WORK INSTRUCTIONS => Omit all pictures, then print the entries exactly.

Collection entries

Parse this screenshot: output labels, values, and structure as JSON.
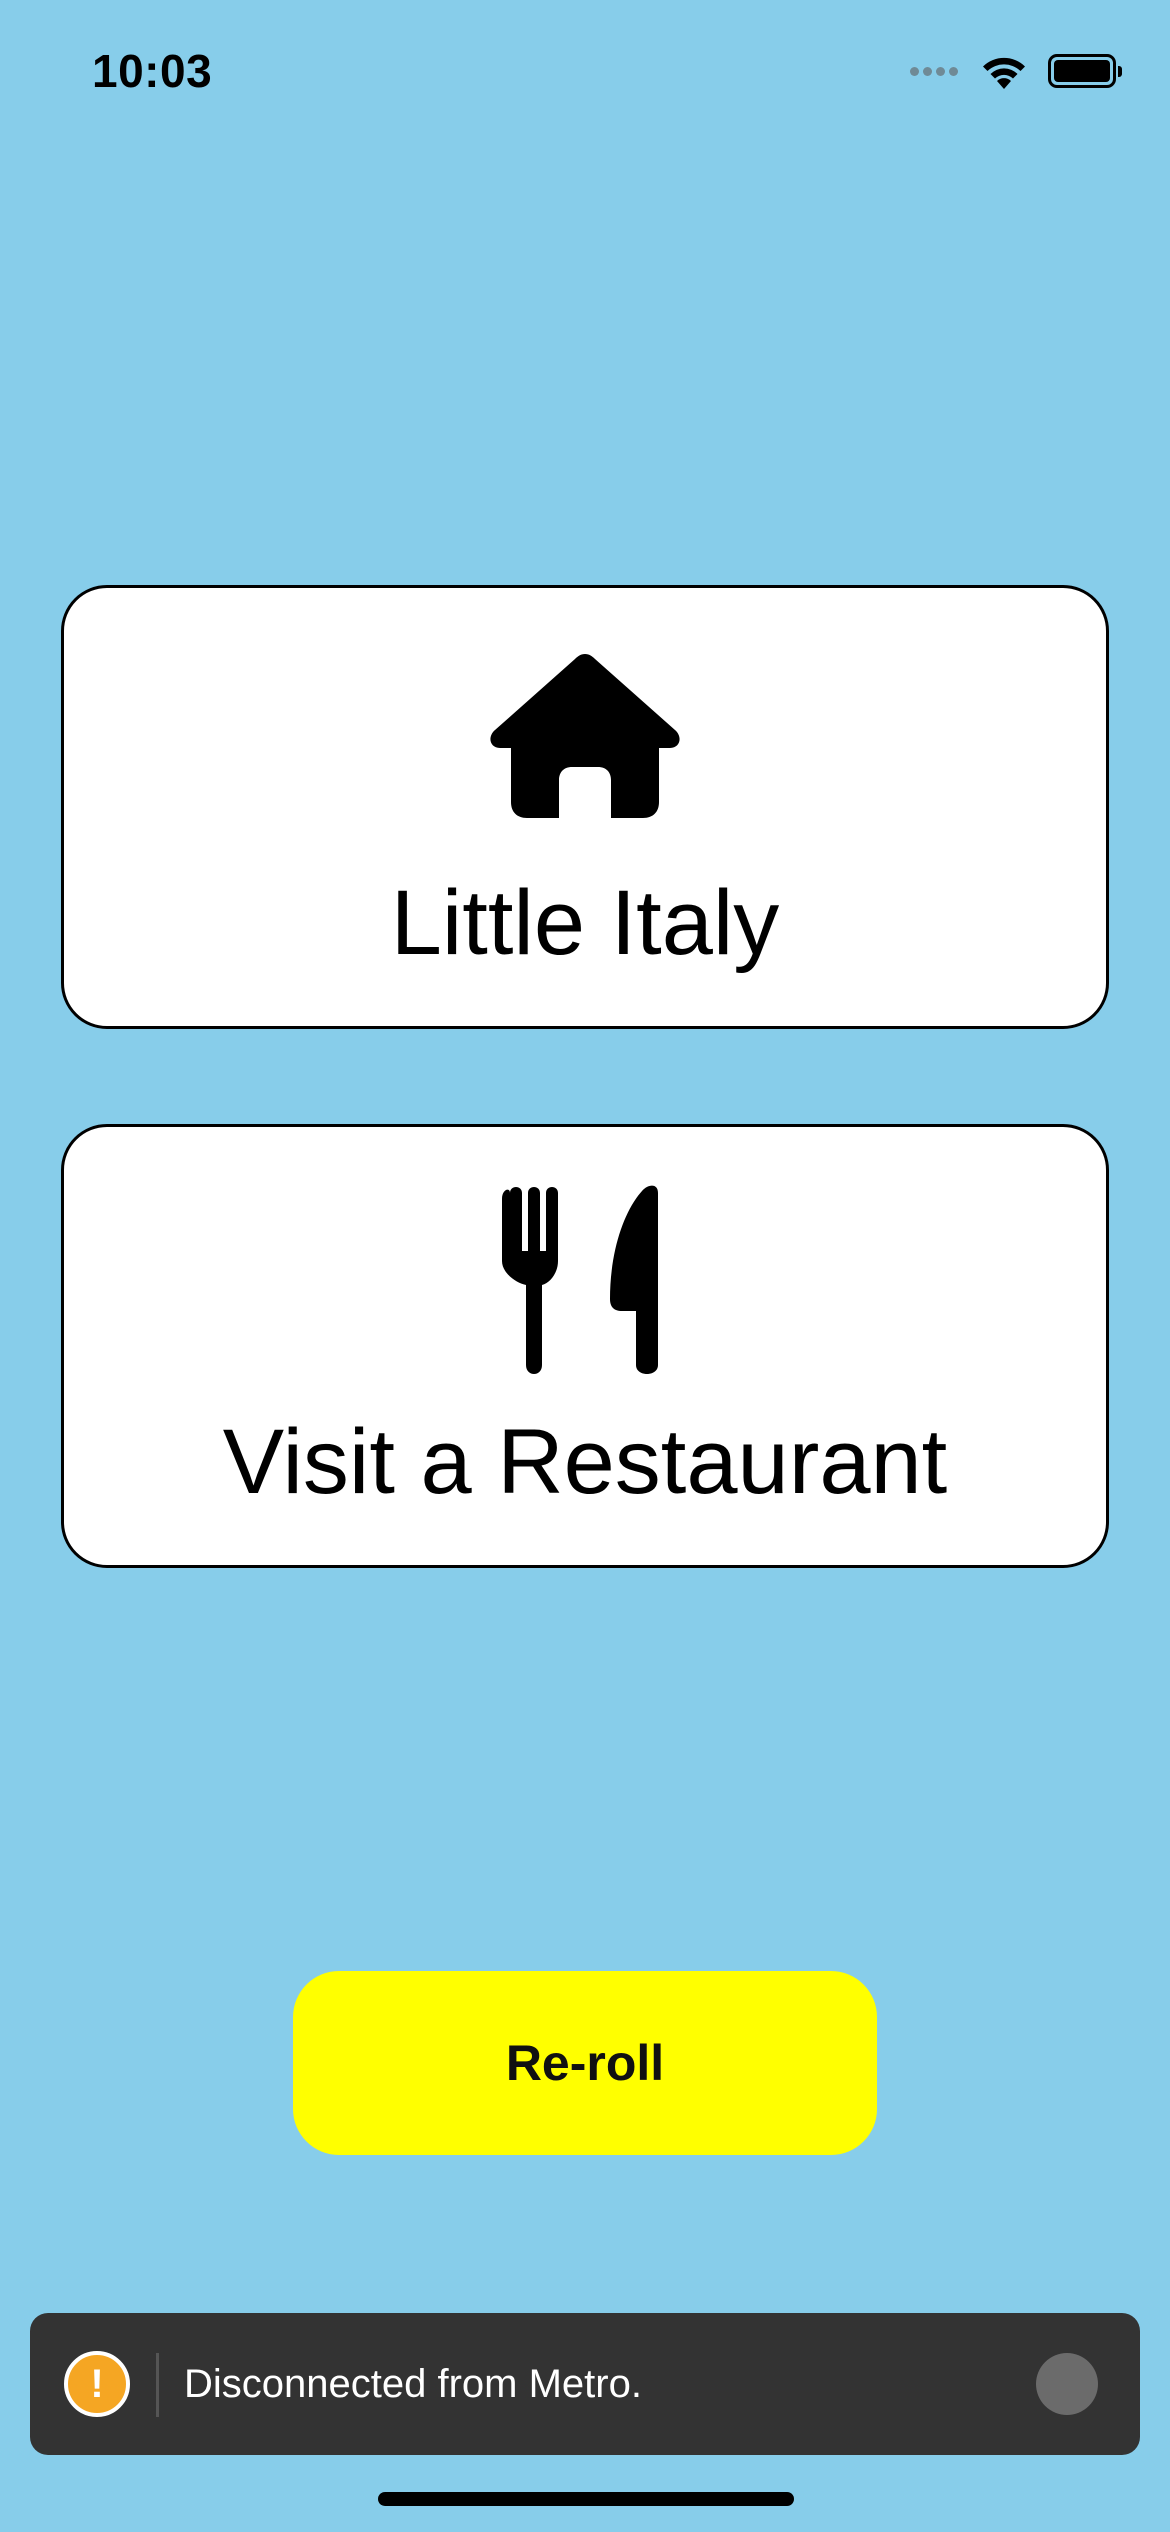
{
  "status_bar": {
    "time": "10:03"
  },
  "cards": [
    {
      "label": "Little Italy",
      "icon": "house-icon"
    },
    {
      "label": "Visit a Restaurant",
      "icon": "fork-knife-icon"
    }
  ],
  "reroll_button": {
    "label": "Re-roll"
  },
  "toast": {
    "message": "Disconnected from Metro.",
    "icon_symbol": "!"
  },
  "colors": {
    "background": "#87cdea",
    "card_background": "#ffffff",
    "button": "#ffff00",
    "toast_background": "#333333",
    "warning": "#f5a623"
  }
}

WRITTEN RESPONSE =>
Parse this screenshot: output labels, values, and structure as JSON.
{
  "status_bar": {
    "time": "10:03"
  },
  "cards": [
    {
      "label": "Little Italy",
      "icon": "house-icon"
    },
    {
      "label": "Visit a Restaurant",
      "icon": "fork-knife-icon"
    }
  ],
  "reroll_button": {
    "label": "Re-roll"
  },
  "toast": {
    "message": "Disconnected from Metro.",
    "icon_symbol": "!"
  },
  "colors": {
    "background": "#87cdea",
    "card_background": "#ffffff",
    "button": "#ffff00",
    "toast_background": "#333333",
    "warning": "#f5a623"
  }
}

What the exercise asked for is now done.